Setting up your own street food business – words Alexa Wang

Would you class yourself as a dab hand in the kitchen? Are you looking for a new business adventure? Do you like the idea of being your own boss? Then look no further, your own street food business could be the answer.

With the popularity of street food and niche cafes continuously on the rise, now is the perfect time to cash in on the success. We plan to tell you can run your own (even if you’ve burnt a few meals in your time).

 

Street food has been around for years in countries such as Thailand, but it’s relatively new to the UK and it looks like it is here to stay – music to everyone’s ears. It’s a cool alternative to eating in a formal restaurant. Whether it is Chinese, Indian or Italian, the types of street food are endless and available in all cuisines, and it’s delicious. Over 3.5 billion people are eating street food, and search volumes have increased by 80% between 2014 and 2016. So, it is clear that business is booming in the food industry. Happy days!

Having a strategic business plan plays an important role for your business to be successful. You must have a clear vision about what good food to offer on your customers, how you will deliver your products efficiently, how to brand and market, as well as how to handle unexpected situations your business might encounter. The safety of your customers is priority. With this in mind, you should follow the EU food regulations, but don’t worry, we know that it can be boring!

The big opening

You’ve got the boring stuff out of the way including your street food business plan. You might plan to have a big grand opening for your startup – a big party, or maybe a VIP invite only event to wow your guests with free tasters of your food.  However, before your business’ grand opening, you must register your premises with the environmental health service.
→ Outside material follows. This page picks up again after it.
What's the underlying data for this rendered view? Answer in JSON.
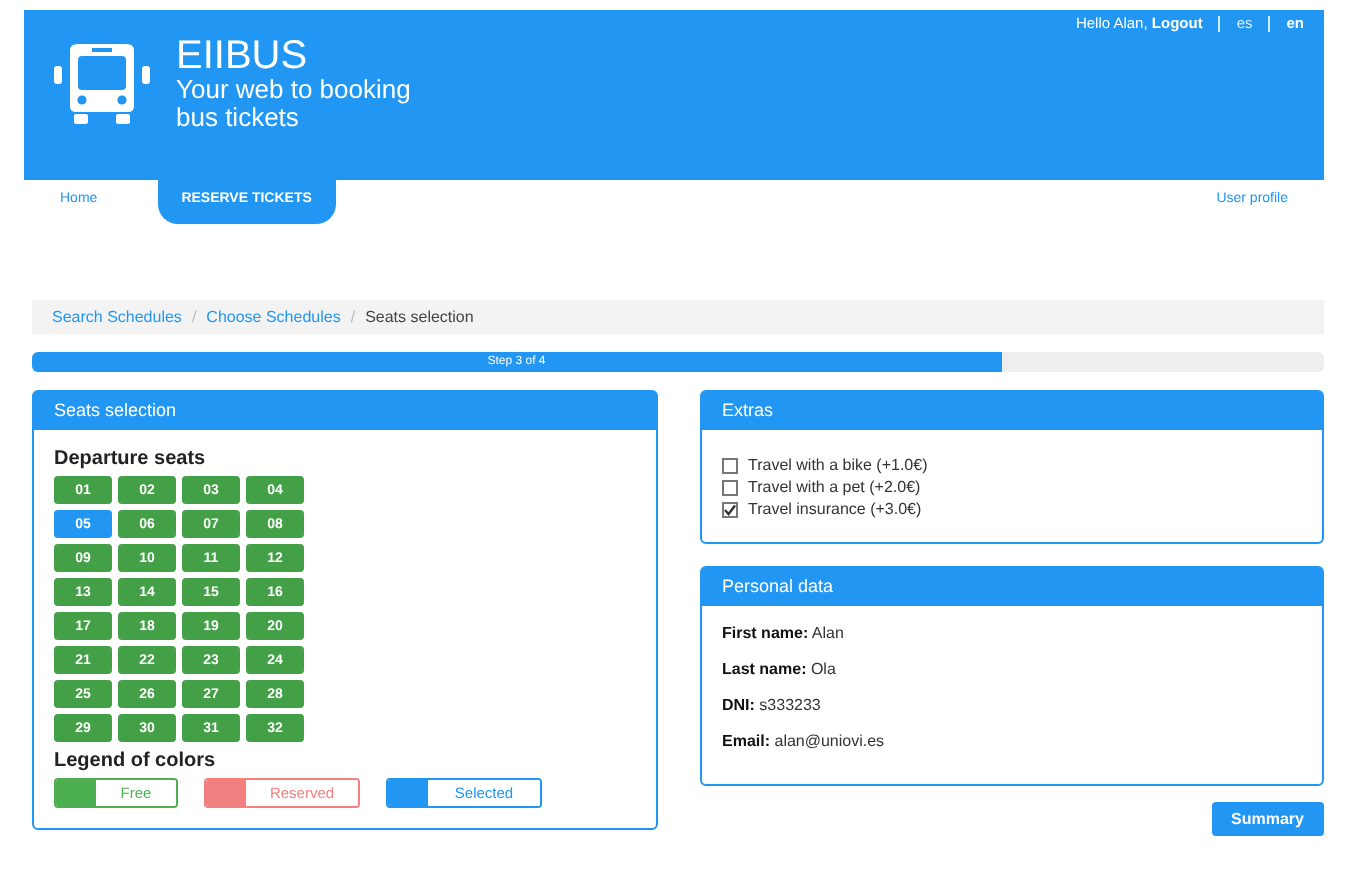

This is one of those boring but important musts. It should be done 28 days before you open and is completely free. Be aware that if you have more than one premises for your business, you need to register them all under the same name.

Can you trust your suppliers?

Now, we aren’t saying your suppliers need to be your best friend, we aren’t referring to that kind of trust. But your business’ success depends on the reliability of your suppliers for quality produce. An unreliable supplier can have a negative impact on the safety and quality of the food you intend to serve to your customers. There are some questions you should ask yourself when the food supplies arrive:

  1. Are chilled and frozen foods cold enough?
  2. Is the packaging damaged?
  3. Is it what you ordered?

If the answer to those concerns you, then give your supplier a call. You are within your rights to question them, and reject the items you suspect.

Presenting your food

Make your food look good! Presentation is everything in the food business – make it look real tasty and someone is likely to buy it.

On a serious note, all the food that you intend to sell needs to be labelled and presented to the customer correctly. It shouldn’t be misleading. All information should be made clear and allergen advice should be available on the labelling.

Paperwork

Yes, we said it. Paperwork! Unfortunately, even with a cool food business, paperwork is necessary. All food businesses and operators should also intend to keep records of food, food substances, and the food-producing animals that have helped towards supplying consumers with food.

How to avoid cross-contamination

No chef wants their guests to feel ill after eating their latest masterpiece. Within a business, your customers have the power to rip your reputation to shreds in one single bad review – even more so in this digital age we now live in.

Cross-contamination should be avoided at all costs – make sure your staff label foods correctly and keep raw food away from cooked. The correct storage is key here.

You may have customers that have allergens – for example a nut allergy.  You must ensure that foods don’t come into contact with each other when preparing foods to avoid allergen cross-contamination.

The ground rules for food prep:

  • Keep raw meat/poultry and ready-to-eat foods separate at all times, including packaging material for ready-to-eat-food.
  • Wash your hands after handling meat/poultry, fish, eggs and unwashed fruit and vegetables.
  • Clean and wash work surfaces and equipment before and when handling these foods.
  • Prepare and store allergens in different areas of a kitchen and when serving them to the public.
  • Keep raw produce below ready-to-eat food in the fridge, or in a different fridge if this is possible.
  • Attempt to educate any new members of staff to the business on cross-contamination, allergen contamination and food hygiene.

Setting up your own street food business – words Alexa Wang

Tags: